In good news today for lovers of cheese, yoghurt and full-fat milk, the Heart Foundation have updated their advice on what constitutes a healthy diet when it comes to heart health.
New dietary advice for a healthy heart
Unflavoured full-fat milk, yogurt and cheese are now an option for healthy Australians, while the limit has lifted on the number of eggs that can be eaten per week for heart health.
But the Heart Foundation says many Australians need to rethink how much red meat they’re eating, as evidence indicates it increases risks for poor heart health and unwanted gains when it comes to our waistlines.
Heart Foundation Chief Medical Advisor, cardiologist Professor Garry Jennings, said in a media release, “We have introduced a limit of less than 350 grams a week for unprocessed beef, lamb, pork and veal. That’s around one to three lean red meat meals a week, like a Sunday roast and a beef stir-fry.
“Processed or deli meats should be limited, “ Professor Jennings said.
“Instead, we suggest people should get most of their heart-healthy protein from plant sources such as beans, lentils (legumes) and tofu, as well as fish and seafood, with a smaller amount from eggs and lean poultry.

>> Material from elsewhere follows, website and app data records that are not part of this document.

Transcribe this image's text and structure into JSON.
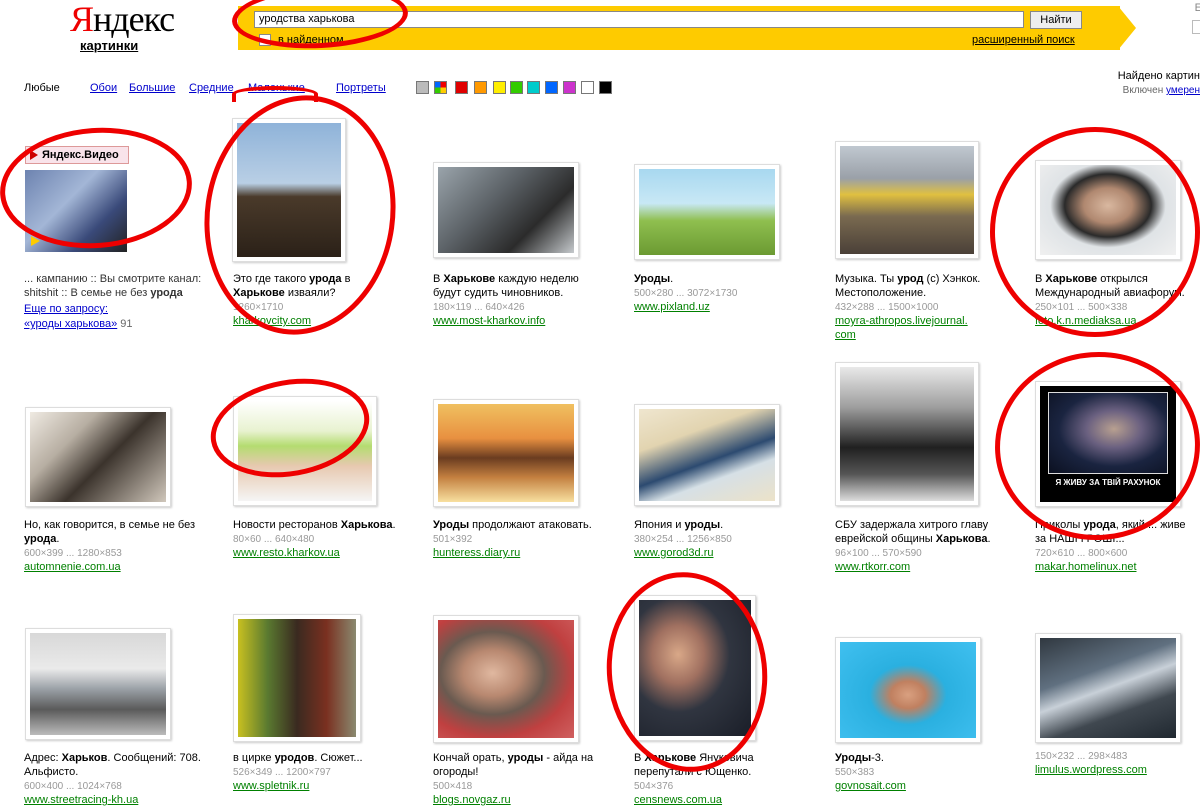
{
  "header": {
    "logo_first": "Я",
    "logo_rest": "ндекс",
    "service": "картинки",
    "query": "уродства харькова",
    "search_button": "Найти",
    "in_found": "в найденном",
    "advanced": "расширенный поиск",
    "top_right": "Е",
    "found_text": "Найдено картин",
    "enabled_text": "Включен ",
    "enabled_link": "умерен"
  },
  "filters": {
    "any": "Любые",
    "items": [
      "Обои",
      "Большие",
      "Средние",
      "Маленькие",
      "Портреты"
    ]
  },
  "colors": [
    "#bbbbbb",
    "multicolor",
    "#e00000",
    "#ff9900",
    "#ffee00",
    "#33cc00",
    "#00cccc",
    "#0066ff",
    "#cc33cc",
    "#ffffff",
    "#000000"
  ],
  "video": {
    "label": "Яндекс.Видео",
    "line1": "... кампанию :: Вы смотрите канал:",
    "line2": "shitshit :: В семье не без ",
    "line2_b": "урода",
    "more1": "Еще по запросу:",
    "more2": "«уроды харькова»",
    "count": "91"
  },
  "results": [
    {
      "t1": "Это где такого ",
      "b1": "урода",
      "t2": " в",
      "line2_b": "Харькове",
      "line2": " изваяли?",
      "size": "1260×1710",
      "url": "kharkovcity.com"
    },
    {
      "t1": "В ",
      "b1": "Харькове",
      "t2": " каждую неделю",
      "line2": "будут судить чиновников.",
      "size": "180×119 ... 640×426",
      "url": "www.most-kharkov.info"
    },
    {
      "t1": "",
      "b1": "Уроды",
      "t2": ".",
      "size": "500×280 ... 3072×1730",
      "url": "www.pixland.uz"
    },
    {
      "t1": "Музыка. Ты ",
      "b1": "урод",
      "t2": " (c) Хэнкок.",
      "line2": "Местоположение.",
      "size": "432×288 ... 1500×1000",
      "url": "moyra-athropos.livejournal.",
      "url2": "com"
    },
    {
      "t1": "В ",
      "b1": "Харькове",
      "t2": " открылся",
      "line2": "Международный авиафорум.",
      "size": "250×101 ... 500×338",
      "url": "foto.k.n.mediaksa.ua"
    },
    {
      "t1": "Но, как говорится, в семье не без",
      "line2_b": "урода",
      "line2": ".",
      "size": "600×399 ... 1280×853",
      "url": "automnenie.com.ua"
    },
    {
      "t1": "Новости ресторанов ",
      "b1": "Харькова",
      "t2": ".",
      "size": "80×60 ... 640×480",
      "url": "www.resto.kharkov.ua"
    },
    {
      "t1": "",
      "b1": "Уроды",
      "t2": " продолжают атаковать.",
      "size": "501×392",
      "url": "hunteress.diary.ru"
    },
    {
      "t1": "Япония и ",
      "b1": "уроды",
      "t2": ".",
      "size": "380×254 ... 1256×850",
      "url": "www.gorod3d.ru"
    },
    {
      "t1": "СБУ задержала хитрого главу",
      "line2": "еврейской общины ",
      "line2_b2": "Харькова",
      "line2_end": ".",
      "size": "96×100 ... 570×590",
      "url": "www.rtkorr.com"
    },
    {
      "t1": "Приколы ",
      "b1": "урода",
      "t2": ", який ... живе",
      "line2": "за НАШІ ГРОШІ...",
      "size": "720×610 ... 800×600",
      "url": "makar.homelinux.net"
    },
    {
      "t1": "Адрес: ",
      "b1": "Харьков",
      "t2": ". Сообщений: 708.",
      "line2": "Альфисто.",
      "size": "600×400 ... 1024×768",
      "url": "www.streetracing-kh.ua"
    },
    {
      "t1": "в цирке ",
      "b1": "уродов",
      "t2": ". Сюжет...",
      "size": "526×349 ... 1200×797",
      "url": "www.spletnik.ru"
    },
    {
      "t1": "Кончай орать, ",
      "b1": "уроды",
      "t2": " - айда на",
      "line2": "огороды!",
      "size": "500×418",
      "url": "blogs.novgaz.ru"
    },
    {
      "t1": "В ",
      "b1": "Харькове",
      "t2": " Януковича",
      "line2": "перепутали с Ющенко.",
      "size": "504×376",
      "url": "censnews.com.ua"
    },
    {
      "t1": "",
      "b1": "Уроды",
      "t2": "-3.",
      "size": "550×383",
      "url": "govnosait.com"
    },
    {
      "t1": "",
      "size": "150×232 ... 298×483",
      "url": "limulus.wordpress.com"
    }
  ],
  "poster_text": "Я ЖИВУ ЗА ТВІЙ РАХУНОК"
}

Heart-healthy eating is more about the combination of foods, eaten regularly over time.”
“We have removed our restriction for healthy Australians on eating full-fat milk, cheese and yogurt.”
When reviewing the evidence that underlines this updated advice, the Heart Foundation says that this type of dairy was found to have a neutral effect in terms of heart health.
While they did note that the evidence was mixed, there wasn’t enough evidence to continue to restrict full-fat, milk, yoghurt and cheese in healthy people, as these foods are also important sources of other nutrients like calcium.
Like all things when it comes to healthy eating, cheese, yoghurt and eggs should still be consumed in moderation if you have a history of heart conditions or are actively managing your cholesterol levels.
In this instance the Heart Foundation recommends unflavoured reduced-fat milk and cheese and eating less than seven eggs per week.
It’s also worth noting that ice cream and other dairy based desserts have not had the same reprieve. The higher sugar and fat content, along with lower protein, means that they miss out on the heart-healthy tick.
The cost of an unhealthy diet
Unhealthy eating habits are a key risk factor when it comes to poor outcomes for our health and wellbeing. A poor diet accounts for 65.5% of the total burden of heart disease.
And it’s not just our hearts that would love us more if we ate a healthy diet. If Australians ate the recommended daily intake of vegetables, it would save $1.4 billion in health spending, based on 2015-16 estimates.
A healthy diet consists of whole foods
Heart Foundation Director of Prevention, Julie Anne Mitchell, said in the same statement healthy eating advice should reflect new evidence.
“Over time, the Heart Foundation’s advice for heart-healthy eating has shifted with the evidence to downplay individual nutrients and look more closely at whole foods and patterns of eating. What matters now is the combination of healthy foods and how regularly people eat them,” Ms Mitchell said.
“The increase in availability and promotion of highly processed foods at the expense of healthy foods has meant that too many Australian adults get more than a third of their total daily energy from high-kilojoule, nutrient-poor junk foods like cakes, muffins, pastries, alcohol and soft drinks.”
How to easily eat a healthy diet
Eating a healthy diet doesn’t have to be complicated. Here are a few key things you can do to instantly improve your plate.
1. Eat more plant-based foods including vegetables, fruit, whole grains and plant-based protein from legumes, tofu and tempeh
2. Eat more fish and seafood and less meat and other animal-based proteins
3. Limit processed foods and refined sugar
Get more tips and tricks by reading 5 easy ways to make healthy eating work for you